The European Commission signed off on Vodafone's $22 billion deal to buy Liberty Global's cable networks in Germany and Central Europe.

With Germany, the Czech Republic (also called Czechia), Hungary and Romania in hand, Vodafone will become Europe's biggest mobile, broadband and TV service provider. The European Commission's approval on Thursday was expected after Vodafone eased regulatory concerns related to competition in Germany.

RELATED: Vodafone inks broadband agreement with Telefónica Deutschland in hopes of closing Liberty deal

FREE DAILY NEWSLETTER

Like this story? Subscribe to FierceTelecom!

The Telecom industry is an ever-changing world where big ideas come along daily. Our subscribers rely on FierceTelecom as their must-read source for the latest news, analysis and data on the intersection of telecom and media. Sign up today to get telecom news and updates delivered to your inbox and read on the go.

To garner regulatory approval for the deal, Vodafone signed an agreement earlier this year to let rival Telefónica Deutschland access its broadband network in Germany.

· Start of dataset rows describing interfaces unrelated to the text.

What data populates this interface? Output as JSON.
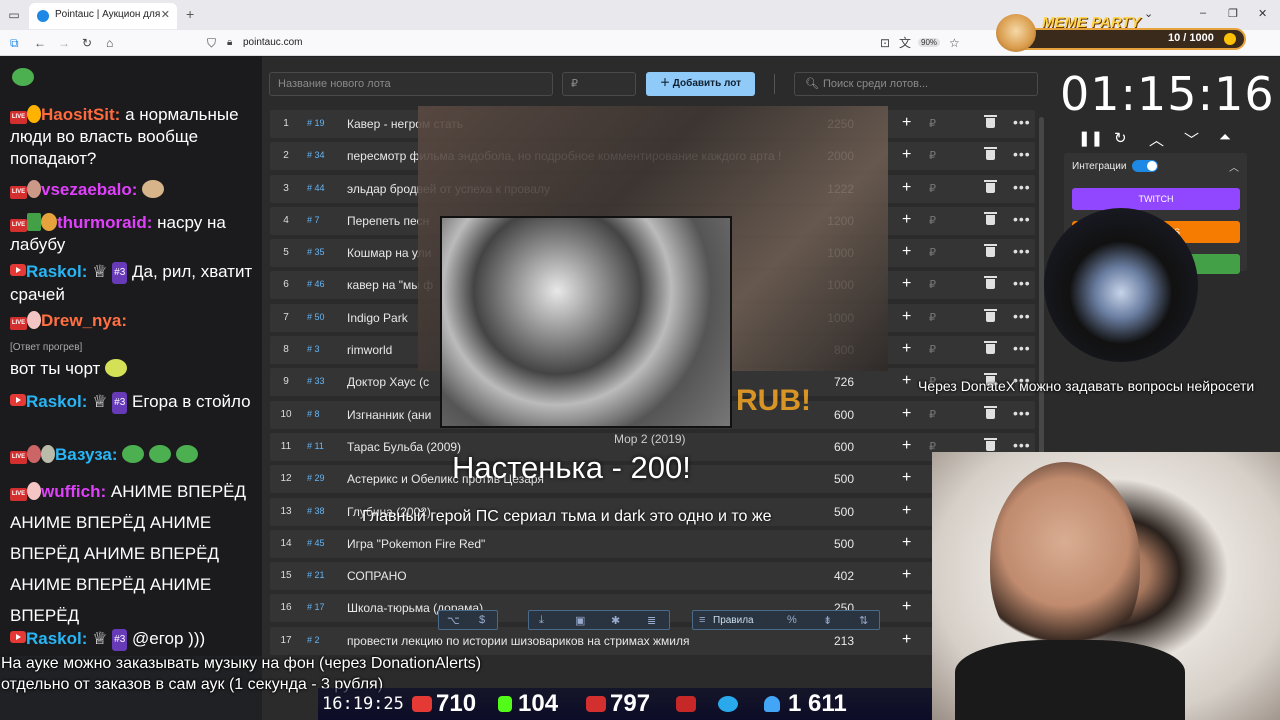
{
  "browser": {
    "tab_title": "Pointauc | Аукцион для стримеров",
    "url": "pointauc.com",
    "zoom": "90%"
  },
  "app": {
    "new_lot_placeholder": "Название нового лота",
    "currency_placeholder": "₽",
    "add_lot_label": "Добавить лот",
    "search_placeholder": "Поиск среди лотов...",
    "timer": "01:15:16",
    "integrations_label": "Интеграции",
    "integration_buttons": [
      "TWITCH",
      "ERTS",
      ""
    ],
    "rules_label": "Правила",
    "lots": [
      {
        "idx": "1",
        "code": "# 19",
        "name": "Кавер - негром стать",
        "amount": "2250"
      },
      {
        "idx": "2",
        "code": "# 34",
        "name": "пересмотр фильма эндобола, но подробное комментирование каждого арта !",
        "amount": "2000"
      },
      {
        "idx": "3",
        "code": "# 44",
        "name": "эльдар бродвей от успеха к провалу",
        "amount": "1222"
      },
      {
        "idx": "4",
        "code": "# 7",
        "name": "Перепеть песн",
        "amount": "1200"
      },
      {
        "idx": "5",
        "code": "# 35",
        "name": "Кошмар на ули",
        "amount": "1000"
      },
      {
        "idx": "6",
        "code": "# 46",
        "name": "кавер на \"мы ф",
        "amount": "1000"
      },
      {
        "idx": "7",
        "code": "# 50",
        "name": "Indigo Park",
        "amount": "1000"
      },
      {
        "idx": "8",
        "code": "# 3",
        "name": "rimworld",
        "amount": "800"
      },
      {
        "idx": "9",
        "code": "# 33",
        "name": "Доктор Хаус (с",
        "amount": "726"
      },
      {
        "idx": "10",
        "code": "# 8",
        "name": "Изгнанник (ани",
        "amount": "600"
      },
      {
        "idx": "11",
        "code": "# 11",
        "name": "Тарас Бульба (2009)",
        "amount": "600"
      },
      {
        "idx": "12",
        "code": "# 29",
        "name": "Астерикс и Обеликс против Цезаря",
        "amount": "500"
      },
      {
        "idx": "13",
        "code": "# 38",
        "name": "Глубина (2002)",
        "amount": "500"
      },
      {
        "idx": "14",
        "code": "# 45",
        "name": "Игра \"Pokemon Fire Red\"",
        "amount": "500"
      },
      {
        "idx": "15",
        "code": "# 21",
        "name": "СОПРАНО",
        "amount": "402"
      },
      {
        "idx": "16",
        "code": "# 17",
        "name": "Школа-тюрьма (дорама)",
        "amount": "250"
      },
      {
        "idx": "17",
        "code": "# 2",
        "name": "провести лекцию по истории шизовариков на стримах жмиля",
        "amount": "213"
      }
    ]
  },
  "chat": {
    "messages": [
      {
        "user": "HaositSit:",
        "color": "#ff6b3d",
        "text": "а нормальные люди во власть вообще попадают?",
        "badge": ""
      },
      {
        "user": "vsezaebalo:",
        "color": "#e040fb",
        "text": "",
        "badge": ""
      },
      {
        "user": "thurmoraid:",
        "color": "#e040fb",
        "text": "насру на лабубу",
        "badge": ""
      },
      {
        "user": "Raskol:",
        "color": "#29b6f6",
        "text": "Да, рил, хватит срачей",
        "badge": "#3"
      },
      {
        "user": "Drew_nya:",
        "color": "#ff7043",
        "text": "",
        "badge": ""
      },
      {
        "reply": "[Ответ прогрев]"
      },
      {
        "user": "",
        "color": "#fff",
        "text": "вот ты чорт",
        "badge": ""
      },
      {
        "user": "Raskol:",
        "color": "#29b6f6",
        "text": "Егора в стойло",
        "badge": "#3"
      },
      {
        "user": "Вазуза:",
        "color": "#29b6f6",
        "text": "",
        "badge": ""
      },
      {
        "user": "wuffich:",
        "color": "#e040fb",
        "text": "АНИМЕ ВПЕРЁД АНИМЕ ВПЕРЁД АНИМЕ ВПЕРЁД АНИМЕ ВПЕРЁД АНИМЕ ВПЕРЁД АНИМЕ ВПЕРЁД",
        "badge": ""
      },
      {
        "user": "Raskol:",
        "color": "#29b6f6",
        "text": "@егор )))",
        "badge": "#3"
      }
    ]
  },
  "overlays": {
    "video_caption": "Мор 2 (2019)",
    "rub_text": "RUB!",
    "donation_alert": "Настенька - 200!",
    "donation_message": "Главный герой ПС сериал тьма и dark это одно и то же",
    "donatex_ticker": "Через DonateX можно задавать вопросы нейросети",
    "subtitle_line1": "На ауке можно заказывать музыку на фон (через DonationAlerts)",
    "subtitle_line2": "отдельно от заказов в сам аук (1 секунда - 3 рубля)",
    "meme_title": "MEME PARTY",
    "meme_count": "10 / 1000",
    "meme_progress": 0.01
  },
  "stats": {
    "time": "16:19:25",
    "youtube": "710",
    "kick": "104",
    "vk": "797",
    "telegram": "",
    "viewers": "1 611"
  },
  "colors": {
    "accent": "#90caf9",
    "twitch": "#9146ff",
    "alerts": "#f57c00",
    "green": "#43a047",
    "amount_code": "#64b5f6"
  }
}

“In our modern society access to affordable and good quality broadband and TV services is almost as asked for as running water," said the European Commission's Margrethe Vestager, commissioner, in a statement. "We have today approved Vodafone's purchase of Liberty Global's business in Czechia, Germany, Hungary and Romania subject to remedies designed to ensure that customers will continue enjoying fair prices, high-quality services and innovative products.”

While Vodafone still needs to clear a few additional regulatory conditions, it proclaimed itself in a press release as "Europe's leading converged operator"  with 116.3 million mobile customers, 24.2 million broadband customers and 22.1 million TV customers across 13 European countries.

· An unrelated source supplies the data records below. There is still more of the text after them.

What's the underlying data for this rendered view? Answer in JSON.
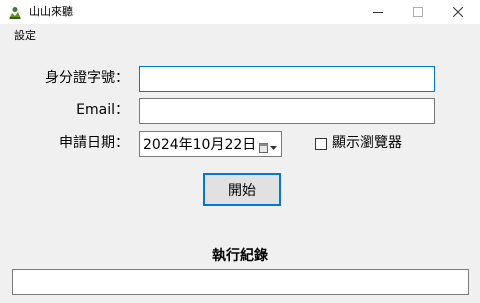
{
  "window": {
    "title": "山山來聽",
    "app_icon": "app-logo-icon",
    "controls": [
      "minimize-icon",
      "maximize-icon",
      "close-icon"
    ]
  },
  "menu": {
    "items": [
      {
        "label": "設定"
      }
    ]
  },
  "form": {
    "id_label": "身分證字號：",
    "id_value": "",
    "email_label": "Email：",
    "email_value": "",
    "date_label": "申請日期：",
    "date_value": "2024年10月22日",
    "date_icon": "calendar-dropdown-icon",
    "show_browser_label": "顯示瀏覽器",
    "show_browser_checked": false
  },
  "actions": {
    "start_label": "開始"
  },
  "log": {
    "title": "執行紀錄",
    "content": ""
  },
  "colors": {
    "background": "#f0f0f0",
    "focus_accent": "#0078d7",
    "button_face": "#e1e1e1",
    "border": "#7a7a7a"
  }
}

Former Vodafone CEO Vittorio Colao initiated the purchase of Liberty Global's assets in Germany and Central Europe as a means for Vodafone to branch out from its mobile business and into broadband and pay-TV.

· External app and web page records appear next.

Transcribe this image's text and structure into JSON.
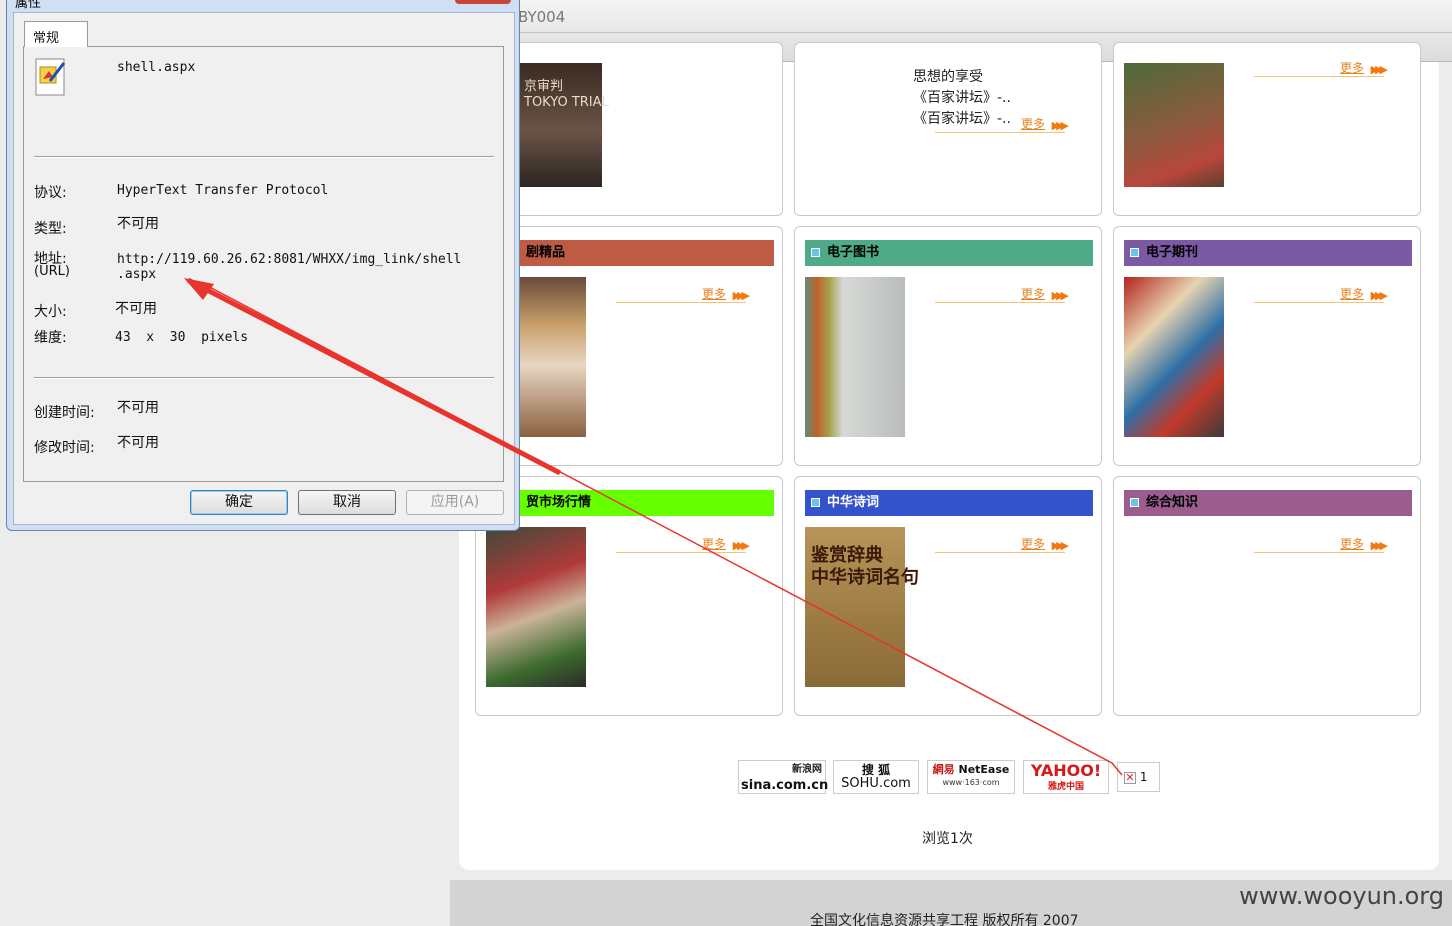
{
  "browser": {
    "tab_title": "BY004"
  },
  "cards": [
    {
      "header": "",
      "header_color": "",
      "thumb": "film-poster",
      "thumb_text": "京审判\nTOKYO TRIAL",
      "more": "更多",
      "lines": []
    },
    {
      "header": "",
      "header_color": "",
      "thumb": "",
      "thumb_text": "",
      "more": "更多",
      "lines": [
        "思想的享受",
        "《百家讲坛》-..",
        "《百家讲坛》-.."
      ]
    },
    {
      "header": "",
      "header_color": "",
      "thumb": "orchard-photo",
      "thumb_text": "",
      "more": "更多",
      "lines": []
    },
    {
      "header": "剧精品",
      "header_color": "#bd5b45",
      "thumb": "opera-photo",
      "thumb_text": "",
      "more": "更多",
      "lines": []
    },
    {
      "header": "电子图书",
      "header_color": "#4fab87",
      "thumb": "book-box",
      "thumb_text": "",
      "more": "更多",
      "lines": []
    },
    {
      "header": "电子期刊",
      "header_color": "#7a5aa2",
      "thumb": "magazines",
      "thumb_text": "",
      "more": "更多",
      "lines": []
    },
    {
      "header": "贸市场行情",
      "header_color": "#66ff00",
      "thumb": "market-photo",
      "thumb_text": "",
      "more": "更多",
      "lines": []
    },
    {
      "header": "中华诗词",
      "header_color": "#3352cc",
      "thumb": "poetry-book",
      "thumb_text": "鉴赏辞典\n中华诗词名句",
      "more": "更多",
      "lines": []
    },
    {
      "header": "综合知识",
      "header_color": "#9a5d8e",
      "thumb": "",
      "thumb_text": "",
      "more": "更多",
      "lines": []
    }
  ],
  "logos": {
    "sina": "sina.com.cn",
    "sina_cn": "新浪网",
    "sohu_top": "搜 狐",
    "sohu": "SOHU.com",
    "netease_cn": "網易",
    "netease": "NetEase",
    "netease_url": "www·163·com",
    "yahoo": "YAHOO!",
    "yahoo_cn": "雅虎中国",
    "broken_img_number": "1"
  },
  "views_text": "浏览1次",
  "footer": {
    "copyright": "全国文化信息资源共享工程   版权所有  2007",
    "watermark": "www.wooyun.org"
  },
  "dialog": {
    "title": "属性",
    "tab": "常规",
    "filename": "shell.aspx",
    "protocol_label": "协议:",
    "protocol_value": "HyperText Transfer Protocol",
    "type_label": "类型:",
    "type_value": "不可用",
    "address_label": "地址:",
    "address_label_sub": "(URL)",
    "address_value_1": "http://119.60.26.62:8081/WHXX/img_link/shell",
    "address_value_2": ".aspx",
    "size_label": "大小:",
    "size_value": "不可用",
    "dimensions_label": "维度:",
    "dimensions_value": "43  x  30  pixels",
    "created_label": "创建时间:",
    "created_value": "不可用",
    "modified_label": "修改时间:",
    "modified_value": "不可用",
    "ok_button": "确定",
    "cancel_button": "取消",
    "apply_button": "应用(A)"
  },
  "colors": {
    "arrow": "#e8342c",
    "more_link": "#e8821f"
  }
}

While Liberty Global's John Malone built his cable legend on astute buys of cable systems, he was able to turn a large profit by selling off the assets to Vodafone.

The completion of the deal means Vodafone and CEO Nick Read, who took over that role in October, will now face off with Deutsche Telekom, which battled tooth and nail against the Vodafone/Liberty Global merger.  

“With the European Commission’s approval of this transaction, Vodafone transforms into Europe’s largest fully-converged communications operator, accelerating innovation through our gigabit networks and bringing greater benefits to millions of customers in Germany, the Czech Republic, Hungary and Romania," Read said in a statement. "This is a significant step toward enabling truly digital societies for our customers.”

Prior to the deal, Vodafone had some assets in Germany, but they didn't overlap with Liberty Global's Unitymedia cable network.

In Germany, Vodafone plans to deliver gigabit mobile speeds to 20 million people by 2021 and fixed gigabit connections to 25 million households by 2022. 

Vodafone expects to generate capex and cost synergies with a net present value of more than $6.7 billion after accounting for the integration costs. By cross-selling to the combined customer base, Vodafone said it would unlock sales opportunities worth $1.7 billion. The deal is expected to close on July 31.

Suggested Articles

Expect a full dose of Kubernetes at next week's VMworld conference in San Francisco, according to VMware CEO Pat Gelsinger.

If there is indeed a global recession in the offing, no one has told the top cloud and colocation providers.

On the same day as its second quarter earnings, VMware announced it's buying Carbon Black and Pivotal for a combined value of $4.8 billion.